Updated: Nov 29, 2018
The sweetest victory is the one that’s most difficult. The one that requires you to reach down deep inside, to fight with everything you’ve got, to be willing to leave everything out there—without knowing, until that moment, if your heroic effort will be enough.
To achieve your personal best, to reach unparalleled heights, to make the impossible possible, you can’t fear failure. At our gym we talk a lot about Personal Records, as coaches we get them, and we enjoy our clients and friends having their best days. But what about the days we fail? The days the bar will not budge off the ground? The days we do not get our personal best?
As frustrating as it can be, it is part of the process!
We all fail and from failure, we build resiliency. We learn, we grow, we motivate and we get better. To be a successful athlete, you need to find a way to see the opportunity in every failure.
The other day I talked to an ultra endurance runner who had finished coming in 2nd place during a 50k trail run. I asked him how it felt to have performed so well in his race. He told me “It felt great! I was very happy with my run because I left it all out there, I could not have gone faster”.
As we talked we discussed his training and what it took for him to be able to run this distance. He explained to me the training was not what he had expects, and rather was plagued with failures.
He had come down with a cold during his training. He also had 2 failed runs just weeks before the race. During these runs, he became exhausted as the miles built, he felt weak, had to walk several miles just to get back to his car. But as a successful athlete, he looked at each of these situations as opportunities. During these failed run attempts he learned he needed to adjust his pace for such a long distance, he needed to eat more prior to the run as well as having more nutrition on the run. He learned that to cover this impressive distance, he needed some additional sodium. Not only this, prior to his challenging training runs he had purchased a new pair of trail shoes that he thought he would need for this type of event. Through these failed runs he learned these shoes were uncomfortable for him. He took back those shoes and exchanged them for a running flat he had always had success running marathons in. Basically he had failed his way to a successful race.
The final question I had for him was if he was happy coming in 2nd place. “I am very happy” he told me “but I have also now learned what it takes to come in 1st place.”
Too often the word failure is covered in a huge dark cloud of negativity.
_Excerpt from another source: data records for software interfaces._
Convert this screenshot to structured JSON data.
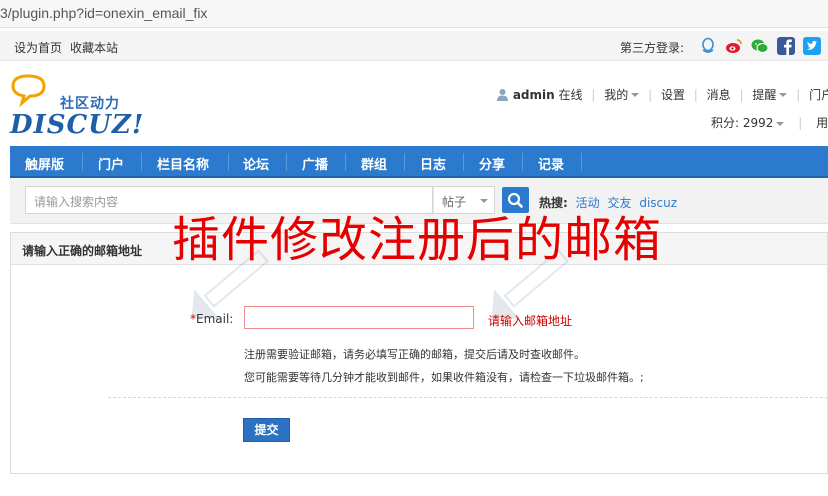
{
  "address_bar": {
    "url": "3/plugin.php?id=onexin_email_fix"
  },
  "toolbar": {
    "set_home": "设为首页",
    "bookmark": "收藏本站",
    "third_party_label": "第三方登录:",
    "login_icons": [
      "qq-icon",
      "weibo-icon",
      "wechat-icon",
      "facebook-icon",
      "twitter-icon"
    ]
  },
  "logo": {
    "text": "社区动力",
    "word": "DISCUZ!"
  },
  "user_menu": {
    "username": "admin",
    "online": "在线",
    "mine": "我的",
    "settings": "设置",
    "messages": "消息",
    "remind": "提醒",
    "portal_manage": "门户管理",
    "credits": "积分: 2992",
    "user_group": "用"
  },
  "nav": {
    "items": [
      "触屏版",
      "门户",
      "栏目名称",
      "论坛",
      "广播",
      "群组",
      "日志",
      "分享",
      "记录"
    ]
  },
  "search": {
    "placeholder": "请输入搜索内容",
    "type": "帖子",
    "hot_label": "热搜:",
    "hot_links": [
      "活动",
      "交友",
      "discuz"
    ]
  },
  "panel": {
    "title": "请输入正确的邮箱地址",
    "overlay_title": "插件修改注册后的邮箱",
    "email_label": "Email:",
    "required_mark": "*",
    "email_value": "",
    "error_text": "请输入邮箱地址",
    "note_1": "注册需要验证邮箱，请务必填写正确的邮箱，提交后请及时查收邮件。",
    "note_2": "您可能需要等待几分钟才能收到邮件，如果收件箱没有，请检查一下垃圾邮件箱。;",
    "submit": "提交"
  },
  "colors": {
    "nav_blue": "#2b7acd",
    "overlay_red": "#e60000",
    "error_red": "#cc0000"
  }
}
We are too often told that “failure is not an option,” but it is! How can you know where you need to improve if you’ve never failed at something? Even worst if you haven’t even got the nerve up to try!
Failure is an option, trust me I’ve failed many times and even when I feel like giving up, I tell myself this is not the end. Failure is the path to accomplishing your dreams and reaching your goals. And even then, once you’ve reached your goals your eyes will open to even bigger and more inspiring dreams.
The athletes we have seen that have the greatest success, the ones that we love to celebrate with on days they hit personal records are the same ones eager to think critically about their failures. This week, challenge yourself to embrace that improving is a process that has to be started, practiced, and constantly refined. It is only through this that we are able to recognize the lessons apparent in all of our experiences, and continue to push forward.
Maybe today you did not PR, you missed a lift, maybe even lighter than your last PR. What are the lessons? Possibly you had a hard work week with deadlines, you were stressed and not focused. Maybe your nutrition was off, maybe you were not focused. Maybe you just didn't give it your all today. Learn, and improve, push forward and you will get your PR! Make today your best.
Written By Coach Joe Beckerley owner of Performance Strength Lab. A high performance gym based out of Santee, California where he offers his expertise in strength and conditioning, nutrition and training for endurance events. Coach Beckerley holds a bachelors degree in Instructional Technology, is a Certified Strength and Conditioning Specialist, USA Triathlon L2 Coach, USA Weightlifting L2 Advanced Sports Performance Coach, Ironman Coach and a Youth Fitness and Nutrition Specialist. Contact him directly at firstname.lastname@example.org